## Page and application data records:
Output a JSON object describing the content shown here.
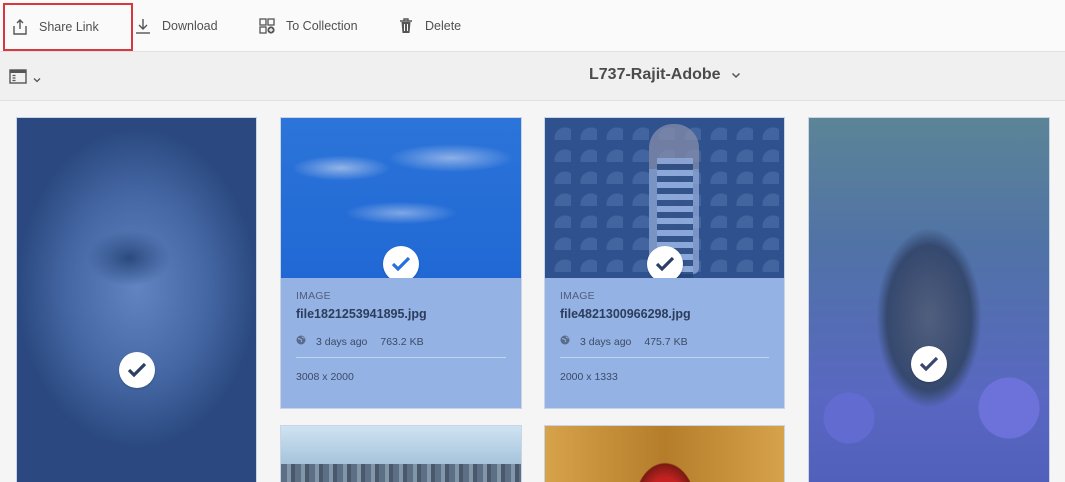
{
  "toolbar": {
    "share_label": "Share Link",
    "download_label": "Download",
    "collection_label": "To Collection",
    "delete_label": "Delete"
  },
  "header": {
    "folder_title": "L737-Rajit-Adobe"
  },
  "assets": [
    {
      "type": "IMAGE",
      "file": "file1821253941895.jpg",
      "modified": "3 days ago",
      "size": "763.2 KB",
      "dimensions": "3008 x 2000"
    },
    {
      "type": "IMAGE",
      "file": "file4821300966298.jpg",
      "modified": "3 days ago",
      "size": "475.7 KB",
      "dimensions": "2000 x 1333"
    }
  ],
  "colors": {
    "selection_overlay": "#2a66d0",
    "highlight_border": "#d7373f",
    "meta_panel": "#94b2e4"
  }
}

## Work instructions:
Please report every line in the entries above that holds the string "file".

## Answer to the exercise:
      "file": "file1821253941895.jpg",
      "file": "file4821300966298.jpg",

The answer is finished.